Winchester used to have a more robust program that ran six weeks and had more students, but Leonard said the division has been fortunate to keep the program — due mainly to the help of state reimbursement.
Every budget season, however, questions arise about funding summer school.
“It always comes up as a budget item,” Leonard said.
In 2003, summer school expenditures were $155,629, and in 2013, they were $118,000.
For the approximately 100 students in Handley’s summer session, the program is a must. These students are repeating courses to pass or improve their grades while others are preparing for the Standards of Learning tests — all so they can graduate on time.
The program offers self-paced/computer-based learning classes and teacher-led instruction in classrooms. Nine teachers are leading the sessions.
Senior Michael Gordon fell behind in his school work and had to take summer school to achieve his dream of becoming a Marine.
“Military is kinda my drive,” he said. “I can do [summer school] and go to the Marines and have a nice life, or I can struggle.”
Kendall Webster needs one more credit to graduate. He thinks he can get that by the end of the first week of summer school through the computer-based learning class.
“It kinda sucks to be honest,” he said of going to school in the summer. “It’s not as bad as last year, but it’s still not fun.”
“I wish I would have paid more attention,” he said. “Obviously I didn’t do a lot of that.”
Webster has a welding job lined up and plans to go into the Army next year.
Senior Alexis Harris and sophomore Coralissa Maxwell need better grades in English and chemistry, respectively, and are doing the courses online.
“Teachers sometimes go a little too fast,” Coralissa said. “It’s not their fault because there’s more students in the class. Here, you can go at your own pace and teach yourself.”
Alexis likes that when students are done with their lesson, they can leave early.
“I wish I’d known to do it sooner,” she said of summer school. “I could have gotten ahead and got a lot of things done.”
At Daniel Morgan Middle School, 298 of the 1,200 students are in the three-week summer school. The program offers intervention for students struggling in math and reading (determined by SOL scores), enrichment classes and a two-day “jump start” program for rising fifth-graders.
At the division’s four elementary schools, the mood is a little different as students are excited to be back in the classroom during the summer.
“It’s awesome,” said fourth-grader John Mendoza at John Kerr Elementary School. “The teachers are nice, and we get to do fun things, like play outside, do work and work at the Smart Board.”
At the elementary school level, struggling students are targeted to attend the two-week summer school, but there is no requirement and all students are welcome to join.
“It definitely helps to prevent what we call the summer slide,” said Nan Bryant, principal at John Kerr. “I also think kids like school. For some children, this is the special activity they do over the summer.”
Students learn and review skills in math, reading, writing and research.
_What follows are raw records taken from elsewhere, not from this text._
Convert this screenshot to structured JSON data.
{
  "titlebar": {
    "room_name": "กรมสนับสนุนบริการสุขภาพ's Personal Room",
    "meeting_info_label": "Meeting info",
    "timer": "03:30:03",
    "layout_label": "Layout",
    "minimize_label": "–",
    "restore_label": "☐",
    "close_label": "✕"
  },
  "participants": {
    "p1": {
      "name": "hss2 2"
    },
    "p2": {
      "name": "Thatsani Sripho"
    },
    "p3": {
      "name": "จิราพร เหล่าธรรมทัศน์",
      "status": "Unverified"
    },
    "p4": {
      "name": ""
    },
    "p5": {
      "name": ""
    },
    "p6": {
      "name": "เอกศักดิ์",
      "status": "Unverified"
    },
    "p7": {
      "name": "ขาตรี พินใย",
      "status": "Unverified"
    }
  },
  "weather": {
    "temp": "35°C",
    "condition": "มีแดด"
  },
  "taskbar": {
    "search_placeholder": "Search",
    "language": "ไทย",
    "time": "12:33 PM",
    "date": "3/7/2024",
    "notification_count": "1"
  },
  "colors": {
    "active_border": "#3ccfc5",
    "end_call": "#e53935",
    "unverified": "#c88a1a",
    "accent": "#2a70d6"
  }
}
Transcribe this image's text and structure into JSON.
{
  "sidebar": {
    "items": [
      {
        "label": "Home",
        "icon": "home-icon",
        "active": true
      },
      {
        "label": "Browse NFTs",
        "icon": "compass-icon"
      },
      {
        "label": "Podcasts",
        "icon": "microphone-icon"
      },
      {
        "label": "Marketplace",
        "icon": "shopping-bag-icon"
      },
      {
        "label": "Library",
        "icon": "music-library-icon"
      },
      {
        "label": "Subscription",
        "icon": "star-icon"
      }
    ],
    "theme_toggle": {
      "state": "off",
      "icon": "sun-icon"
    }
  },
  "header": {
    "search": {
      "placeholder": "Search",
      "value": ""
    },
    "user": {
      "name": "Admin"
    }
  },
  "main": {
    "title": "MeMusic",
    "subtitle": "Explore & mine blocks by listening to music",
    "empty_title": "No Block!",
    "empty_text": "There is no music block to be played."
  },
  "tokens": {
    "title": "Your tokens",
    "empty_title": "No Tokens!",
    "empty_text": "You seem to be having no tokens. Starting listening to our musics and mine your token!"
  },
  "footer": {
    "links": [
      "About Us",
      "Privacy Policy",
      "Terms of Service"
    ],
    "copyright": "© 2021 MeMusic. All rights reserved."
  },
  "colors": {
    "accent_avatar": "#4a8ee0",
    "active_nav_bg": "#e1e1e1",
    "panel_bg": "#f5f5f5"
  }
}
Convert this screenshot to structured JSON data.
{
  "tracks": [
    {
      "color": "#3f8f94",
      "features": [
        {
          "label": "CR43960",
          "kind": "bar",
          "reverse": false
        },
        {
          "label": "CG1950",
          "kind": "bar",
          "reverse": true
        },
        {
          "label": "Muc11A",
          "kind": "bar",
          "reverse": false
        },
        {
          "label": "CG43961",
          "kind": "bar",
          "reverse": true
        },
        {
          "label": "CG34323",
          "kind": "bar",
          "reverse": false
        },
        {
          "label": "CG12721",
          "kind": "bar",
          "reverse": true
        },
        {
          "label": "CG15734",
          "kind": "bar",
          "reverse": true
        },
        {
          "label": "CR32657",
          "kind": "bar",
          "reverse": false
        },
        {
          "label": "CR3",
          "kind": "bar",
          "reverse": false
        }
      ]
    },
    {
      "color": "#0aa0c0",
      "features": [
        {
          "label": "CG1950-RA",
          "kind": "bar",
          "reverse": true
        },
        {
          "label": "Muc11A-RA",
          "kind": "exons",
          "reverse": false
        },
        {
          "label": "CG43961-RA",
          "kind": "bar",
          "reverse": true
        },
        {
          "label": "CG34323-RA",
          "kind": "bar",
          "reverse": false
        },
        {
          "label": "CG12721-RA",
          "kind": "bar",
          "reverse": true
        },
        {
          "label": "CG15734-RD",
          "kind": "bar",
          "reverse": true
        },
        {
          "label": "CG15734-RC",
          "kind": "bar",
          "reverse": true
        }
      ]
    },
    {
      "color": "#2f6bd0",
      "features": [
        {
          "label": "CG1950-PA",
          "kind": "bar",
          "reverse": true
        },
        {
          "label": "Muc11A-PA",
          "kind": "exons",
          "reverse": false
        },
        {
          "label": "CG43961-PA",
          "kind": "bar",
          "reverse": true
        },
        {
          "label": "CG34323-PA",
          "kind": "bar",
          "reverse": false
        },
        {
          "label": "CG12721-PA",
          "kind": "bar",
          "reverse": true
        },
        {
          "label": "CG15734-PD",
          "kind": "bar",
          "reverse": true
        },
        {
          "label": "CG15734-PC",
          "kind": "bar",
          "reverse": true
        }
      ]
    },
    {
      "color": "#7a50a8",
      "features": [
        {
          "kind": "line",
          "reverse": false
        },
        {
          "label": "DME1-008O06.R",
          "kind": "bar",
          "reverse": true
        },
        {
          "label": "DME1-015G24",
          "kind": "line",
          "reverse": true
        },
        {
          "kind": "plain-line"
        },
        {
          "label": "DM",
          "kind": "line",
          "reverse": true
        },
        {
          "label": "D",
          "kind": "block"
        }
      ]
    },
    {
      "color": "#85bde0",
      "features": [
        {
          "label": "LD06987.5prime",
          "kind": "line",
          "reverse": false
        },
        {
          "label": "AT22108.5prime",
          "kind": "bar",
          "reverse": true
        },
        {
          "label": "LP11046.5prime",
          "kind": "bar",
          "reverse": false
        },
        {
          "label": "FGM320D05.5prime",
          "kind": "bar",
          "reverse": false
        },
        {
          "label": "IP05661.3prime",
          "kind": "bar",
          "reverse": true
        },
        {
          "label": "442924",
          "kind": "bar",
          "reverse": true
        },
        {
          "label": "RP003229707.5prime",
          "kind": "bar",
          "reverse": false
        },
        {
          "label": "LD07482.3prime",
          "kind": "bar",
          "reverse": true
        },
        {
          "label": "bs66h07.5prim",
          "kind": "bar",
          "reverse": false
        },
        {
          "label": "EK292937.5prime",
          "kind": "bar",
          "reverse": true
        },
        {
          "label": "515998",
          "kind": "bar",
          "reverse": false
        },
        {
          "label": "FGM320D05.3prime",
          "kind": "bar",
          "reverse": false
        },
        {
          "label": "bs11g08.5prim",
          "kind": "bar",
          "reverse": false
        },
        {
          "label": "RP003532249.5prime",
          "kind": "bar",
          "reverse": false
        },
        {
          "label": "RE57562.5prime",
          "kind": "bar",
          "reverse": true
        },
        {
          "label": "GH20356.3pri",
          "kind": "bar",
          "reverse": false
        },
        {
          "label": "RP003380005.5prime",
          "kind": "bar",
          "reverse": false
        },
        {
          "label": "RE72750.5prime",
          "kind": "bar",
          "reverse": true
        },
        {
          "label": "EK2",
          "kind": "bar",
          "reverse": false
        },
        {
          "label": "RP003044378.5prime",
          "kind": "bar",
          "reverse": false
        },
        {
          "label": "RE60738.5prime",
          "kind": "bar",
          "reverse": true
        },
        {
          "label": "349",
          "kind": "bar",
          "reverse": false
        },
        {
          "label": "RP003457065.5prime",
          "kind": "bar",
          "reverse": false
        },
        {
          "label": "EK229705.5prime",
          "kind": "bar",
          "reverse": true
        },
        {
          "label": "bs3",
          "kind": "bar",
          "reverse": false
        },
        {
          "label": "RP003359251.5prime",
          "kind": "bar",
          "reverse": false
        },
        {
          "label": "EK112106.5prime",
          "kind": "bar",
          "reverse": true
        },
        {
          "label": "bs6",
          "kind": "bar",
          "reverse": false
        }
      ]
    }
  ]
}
All kindergarten students are encouraged to attend a one-week orientation to get used to school and the building.
At Kerr, 152 of the school’s approximately 350 students are attending school this summer. Eight teachers and two teaching assistants are called in to lead the sessions.
The summer offers a chance for fourth-grader Liliana Guzman to get full reign of a computer. Her summer school project involves researching vacation destinations and various cultures and creating a travel brochure.
“I wanted to come to summer academy to see my friends and learn,” she said. “My mom also works here.”
In Joe Svoboda’s “time machine”-themed class of rising third-graders, students learn about famous explorers. On Wednesday, they pored over writing assignments where they pretended they were on Christopher Columbus’ ship.
“I wanted to do this to see all the great people and have a good time and see my friends,” said third-grader Jimena Marquez.
— Contact Rebecca Layne at firstname.lastname@example.org